Records drawn from a dataset:
===
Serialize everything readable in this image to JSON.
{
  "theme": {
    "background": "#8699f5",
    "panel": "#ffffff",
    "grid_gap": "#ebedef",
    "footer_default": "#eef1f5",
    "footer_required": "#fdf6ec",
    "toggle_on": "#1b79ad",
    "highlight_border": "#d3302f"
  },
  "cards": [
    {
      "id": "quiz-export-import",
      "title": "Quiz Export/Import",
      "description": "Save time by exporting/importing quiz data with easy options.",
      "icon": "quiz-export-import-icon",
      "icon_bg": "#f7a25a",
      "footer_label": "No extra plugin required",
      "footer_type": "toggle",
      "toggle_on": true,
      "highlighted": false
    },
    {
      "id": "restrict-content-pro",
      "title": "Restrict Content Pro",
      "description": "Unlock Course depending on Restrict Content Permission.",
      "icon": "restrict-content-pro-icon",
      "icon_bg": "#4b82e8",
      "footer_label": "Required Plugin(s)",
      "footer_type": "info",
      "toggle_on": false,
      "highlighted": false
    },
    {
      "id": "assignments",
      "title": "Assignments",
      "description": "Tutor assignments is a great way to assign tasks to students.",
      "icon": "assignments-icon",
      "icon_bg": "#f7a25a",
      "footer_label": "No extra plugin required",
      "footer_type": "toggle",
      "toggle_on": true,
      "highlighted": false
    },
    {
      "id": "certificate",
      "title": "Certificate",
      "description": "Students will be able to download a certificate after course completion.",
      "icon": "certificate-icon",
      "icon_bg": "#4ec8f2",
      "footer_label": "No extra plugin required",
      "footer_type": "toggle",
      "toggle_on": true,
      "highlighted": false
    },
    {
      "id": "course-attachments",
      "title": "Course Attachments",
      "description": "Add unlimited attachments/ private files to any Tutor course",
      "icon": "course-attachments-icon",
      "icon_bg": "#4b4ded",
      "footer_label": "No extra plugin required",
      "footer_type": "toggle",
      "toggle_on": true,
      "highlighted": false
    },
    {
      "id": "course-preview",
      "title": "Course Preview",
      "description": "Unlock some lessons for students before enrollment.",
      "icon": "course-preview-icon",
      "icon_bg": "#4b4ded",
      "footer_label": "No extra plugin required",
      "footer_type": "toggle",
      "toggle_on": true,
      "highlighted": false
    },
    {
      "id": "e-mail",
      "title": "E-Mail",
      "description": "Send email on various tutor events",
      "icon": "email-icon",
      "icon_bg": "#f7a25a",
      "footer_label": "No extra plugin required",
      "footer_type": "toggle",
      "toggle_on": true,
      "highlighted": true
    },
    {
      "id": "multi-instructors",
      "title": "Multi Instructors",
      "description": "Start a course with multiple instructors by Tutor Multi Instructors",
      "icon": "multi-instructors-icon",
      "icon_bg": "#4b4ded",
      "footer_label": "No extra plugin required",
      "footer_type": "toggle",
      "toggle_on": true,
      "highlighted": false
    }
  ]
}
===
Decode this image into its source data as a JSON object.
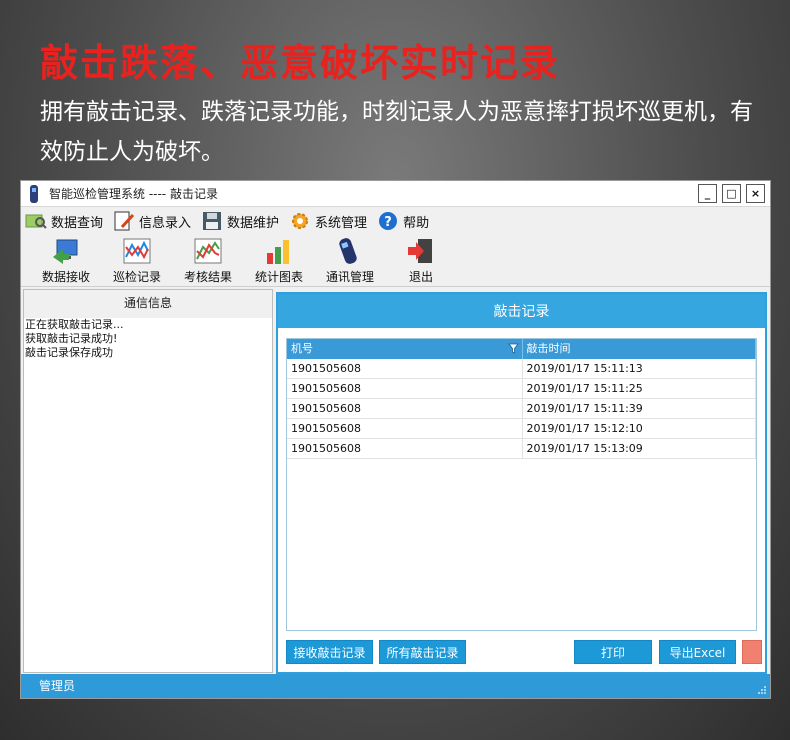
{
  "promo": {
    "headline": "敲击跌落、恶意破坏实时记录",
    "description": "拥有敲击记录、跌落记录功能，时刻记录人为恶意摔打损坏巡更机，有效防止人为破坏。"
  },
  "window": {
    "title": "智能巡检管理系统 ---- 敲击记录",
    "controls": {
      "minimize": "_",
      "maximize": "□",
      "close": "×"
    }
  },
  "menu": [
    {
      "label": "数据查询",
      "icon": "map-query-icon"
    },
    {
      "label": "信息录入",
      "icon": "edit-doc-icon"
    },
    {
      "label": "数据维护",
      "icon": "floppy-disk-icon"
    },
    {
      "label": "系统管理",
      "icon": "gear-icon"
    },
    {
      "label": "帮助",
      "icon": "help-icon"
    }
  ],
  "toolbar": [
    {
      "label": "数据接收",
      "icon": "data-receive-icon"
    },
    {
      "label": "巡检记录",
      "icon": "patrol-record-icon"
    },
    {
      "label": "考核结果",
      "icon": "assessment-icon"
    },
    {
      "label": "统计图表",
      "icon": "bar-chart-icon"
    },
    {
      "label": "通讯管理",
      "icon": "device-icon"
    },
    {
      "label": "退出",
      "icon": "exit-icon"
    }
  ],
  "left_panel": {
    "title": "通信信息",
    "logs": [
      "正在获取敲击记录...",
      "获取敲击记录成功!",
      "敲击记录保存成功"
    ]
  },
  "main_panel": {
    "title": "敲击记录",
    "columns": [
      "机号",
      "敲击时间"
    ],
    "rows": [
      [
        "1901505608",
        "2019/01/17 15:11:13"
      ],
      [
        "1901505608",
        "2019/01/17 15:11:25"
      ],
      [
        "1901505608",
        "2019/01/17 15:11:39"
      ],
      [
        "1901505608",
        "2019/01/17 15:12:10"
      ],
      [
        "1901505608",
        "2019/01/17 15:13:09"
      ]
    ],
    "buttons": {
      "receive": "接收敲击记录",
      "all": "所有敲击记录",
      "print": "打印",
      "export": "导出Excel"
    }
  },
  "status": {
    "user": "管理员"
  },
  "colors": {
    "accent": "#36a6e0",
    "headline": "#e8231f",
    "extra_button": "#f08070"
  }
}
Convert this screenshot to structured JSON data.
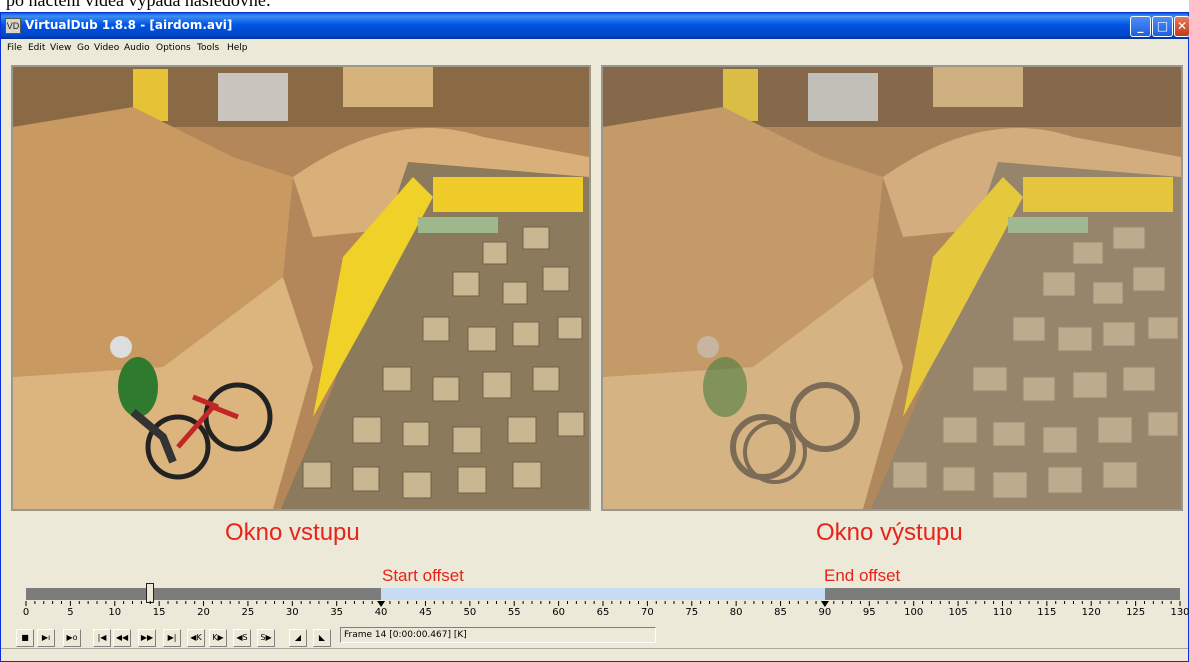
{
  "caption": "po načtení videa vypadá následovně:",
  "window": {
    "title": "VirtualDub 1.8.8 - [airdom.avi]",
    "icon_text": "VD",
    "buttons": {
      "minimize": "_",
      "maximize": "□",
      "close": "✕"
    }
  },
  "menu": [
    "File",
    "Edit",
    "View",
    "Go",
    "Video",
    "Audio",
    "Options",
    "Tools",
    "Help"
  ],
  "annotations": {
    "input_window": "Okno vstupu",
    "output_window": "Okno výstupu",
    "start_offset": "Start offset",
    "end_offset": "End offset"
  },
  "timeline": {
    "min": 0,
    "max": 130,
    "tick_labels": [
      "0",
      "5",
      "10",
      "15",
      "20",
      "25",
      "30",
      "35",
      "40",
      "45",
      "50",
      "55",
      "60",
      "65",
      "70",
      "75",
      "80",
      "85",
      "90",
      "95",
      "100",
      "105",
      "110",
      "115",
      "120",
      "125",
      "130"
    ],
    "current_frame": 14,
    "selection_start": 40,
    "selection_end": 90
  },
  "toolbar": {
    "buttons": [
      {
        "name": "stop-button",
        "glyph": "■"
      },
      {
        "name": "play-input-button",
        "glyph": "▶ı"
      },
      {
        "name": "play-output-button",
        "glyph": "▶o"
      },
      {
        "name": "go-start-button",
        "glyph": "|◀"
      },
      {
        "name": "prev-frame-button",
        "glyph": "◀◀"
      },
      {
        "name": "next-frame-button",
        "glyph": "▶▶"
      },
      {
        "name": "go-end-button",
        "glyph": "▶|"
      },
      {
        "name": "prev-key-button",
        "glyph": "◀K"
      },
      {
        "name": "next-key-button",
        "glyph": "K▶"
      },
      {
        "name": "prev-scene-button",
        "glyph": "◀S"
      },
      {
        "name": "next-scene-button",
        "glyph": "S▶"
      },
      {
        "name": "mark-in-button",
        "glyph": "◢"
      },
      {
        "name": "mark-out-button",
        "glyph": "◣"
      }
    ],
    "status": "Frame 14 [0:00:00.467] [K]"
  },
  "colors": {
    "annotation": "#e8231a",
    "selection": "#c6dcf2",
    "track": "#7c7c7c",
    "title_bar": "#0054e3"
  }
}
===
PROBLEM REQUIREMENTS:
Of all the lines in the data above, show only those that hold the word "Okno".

SOLUTION TO THE PROBLEM:
    "input_window": "Okno vstupu",
    "output_window": "Okno výstupu",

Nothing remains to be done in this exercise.